> _WORK TASK_
Using the listing that follows, filter out every line lacking the string "Toplam" and return the rest.

> _DATA FOR ANALYSIS_
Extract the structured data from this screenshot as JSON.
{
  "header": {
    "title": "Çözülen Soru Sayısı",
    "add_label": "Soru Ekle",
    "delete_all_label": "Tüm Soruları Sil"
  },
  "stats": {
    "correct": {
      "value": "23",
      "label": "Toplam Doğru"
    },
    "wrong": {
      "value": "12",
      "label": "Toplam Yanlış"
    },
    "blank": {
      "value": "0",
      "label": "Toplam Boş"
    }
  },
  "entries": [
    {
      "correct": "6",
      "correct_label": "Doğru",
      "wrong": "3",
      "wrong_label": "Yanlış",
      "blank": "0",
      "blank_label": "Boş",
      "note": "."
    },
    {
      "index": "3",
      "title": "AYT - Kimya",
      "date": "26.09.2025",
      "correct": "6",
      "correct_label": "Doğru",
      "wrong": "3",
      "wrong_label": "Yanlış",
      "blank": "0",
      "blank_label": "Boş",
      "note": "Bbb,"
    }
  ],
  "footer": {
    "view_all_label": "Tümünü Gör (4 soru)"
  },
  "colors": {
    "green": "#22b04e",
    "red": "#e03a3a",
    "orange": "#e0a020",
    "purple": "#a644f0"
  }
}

> _TASK ANSWER_
      "label": "Toplam Doğru"
      "label": "Toplam Yanlış"
      "label": "Toplam Boş"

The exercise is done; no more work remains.